Activity:
Only lines containing the word "февраля" belong in the answer; copy each one from the records.

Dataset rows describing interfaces
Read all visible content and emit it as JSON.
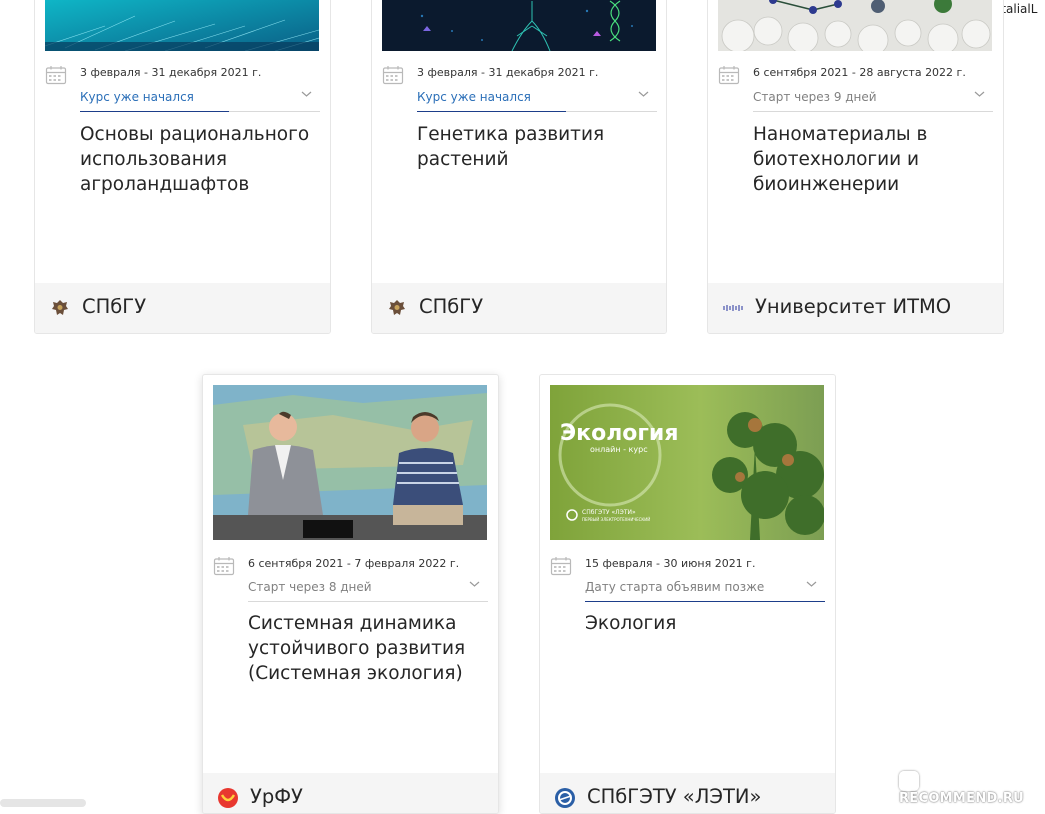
{
  "user": {
    "name": "NatalialL"
  },
  "watermark": {
    "text": "RECOMMEND.RU"
  },
  "colors": {
    "started_link": "#2b6fb8",
    "underline": "#1d3e8a",
    "footer_bg": "#f5f5f5",
    "border": "#e6e6e6"
  },
  "courses": [
    {
      "image": "blue-particles-graphic",
      "date": "3 февраля - 31 декабря 2021 г.",
      "status": "Курс уже начался",
      "status_kind": "started",
      "title_lines": [
        "Основы рационального",
        "использования",
        "агроландшафтов"
      ],
      "university": "СПбГУ",
      "university_logo": "spbgu-eagle-crest"
    },
    {
      "image": "dark-dna-graphic",
      "date": "3 февраля - 31 декабря 2021 г.",
      "status": "Курс уже начался",
      "status_kind": "started",
      "title_lines": [
        "Генетика развития",
        "растений"
      ],
      "university": "СПбГУ",
      "university_logo": "spbgu-eagle-crest"
    },
    {
      "image": "molecules-on-clouds-graphic",
      "date": "6 сентября 2021 - 28 августа 2022 г.",
      "status": "Старт через 9 дней",
      "status_kind": "upcoming",
      "title_lines": [
        "Наноматериалы в",
        "биотехнологии и",
        "биоинженерии"
      ],
      "university": "Университет ИТМО",
      "university_logo": "itmo-logo"
    },
    {
      "image": "two-men-at-map-photo",
      "date": "6 сентября 2021 - 7 февраля 2022 г.",
      "status": "Старт через 8 дней",
      "status_kind": "upcoming",
      "title_lines": [
        "Системная динамика",
        "устойчивого развития",
        "(Системная экология)"
      ],
      "university": "УрФУ",
      "university_logo": "urfu-logo"
    },
    {
      "image": "ecology-banner",
      "image_text": {
        "headline": "Экология",
        "sub": "онлайн - курс",
        "brand": "СПбГЭТУ «ЛЭТИ»",
        "brand_sub": "ПЕРВЫЙ ЭЛЕКТРОТЕХНИЧЕСКИЙ"
      },
      "date": "15 февраля - 30 июня 2021 г.",
      "status": "Дату старта объявим позже",
      "status_kind": "tba",
      "title_lines": [
        "Экология"
      ],
      "university": "СПбГЭТУ «ЛЭТИ»",
      "university_logo": "leti-logo"
    }
  ]
}
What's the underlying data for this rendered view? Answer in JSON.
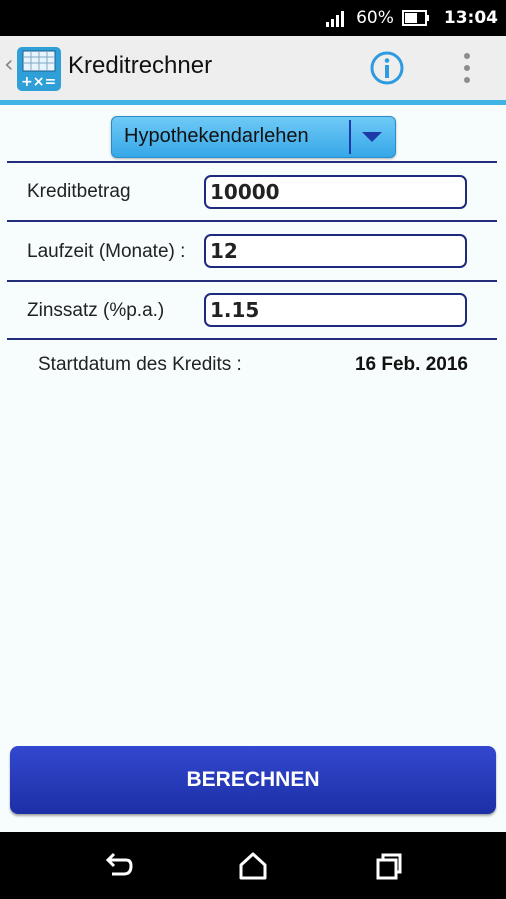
{
  "status_bar": {
    "battery": "60%",
    "time": "13:04"
  },
  "app_bar": {
    "back_glyph": "‹",
    "title": "Kreditrechner",
    "app_icon": "calculator-icon",
    "info_icon": "info-icon",
    "overflow_icon": "more-vert-icon"
  },
  "loan_type": {
    "selected": "Hypothekendarlehen"
  },
  "form": {
    "amount_label": "Kreditbetrag",
    "amount_value": "10000",
    "term_label": "Laufzeit (Monate) :",
    "term_value": "12",
    "rate_label": "Zinssatz (%p.a.)",
    "rate_value": "1.15"
  },
  "start_date": {
    "label": "Startdatum des Kredits :",
    "value": "16 Feb. 2016"
  },
  "calculate_button": {
    "label": "BERECHNEN"
  },
  "colors": {
    "accent": "#3fb3e6",
    "button": "#2438b8",
    "border": "#1e2a7c"
  }
}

Exercise solution:
      "date": "3 февраля - 31 декабря 2021 г.",
      "date": "3 февраля - 31 декабря 2021 г.",
      "date": "6 сентября 2021 - 7 февраля 2022 г.",
      "date": "15 февраля - 30 июня 2021 г.",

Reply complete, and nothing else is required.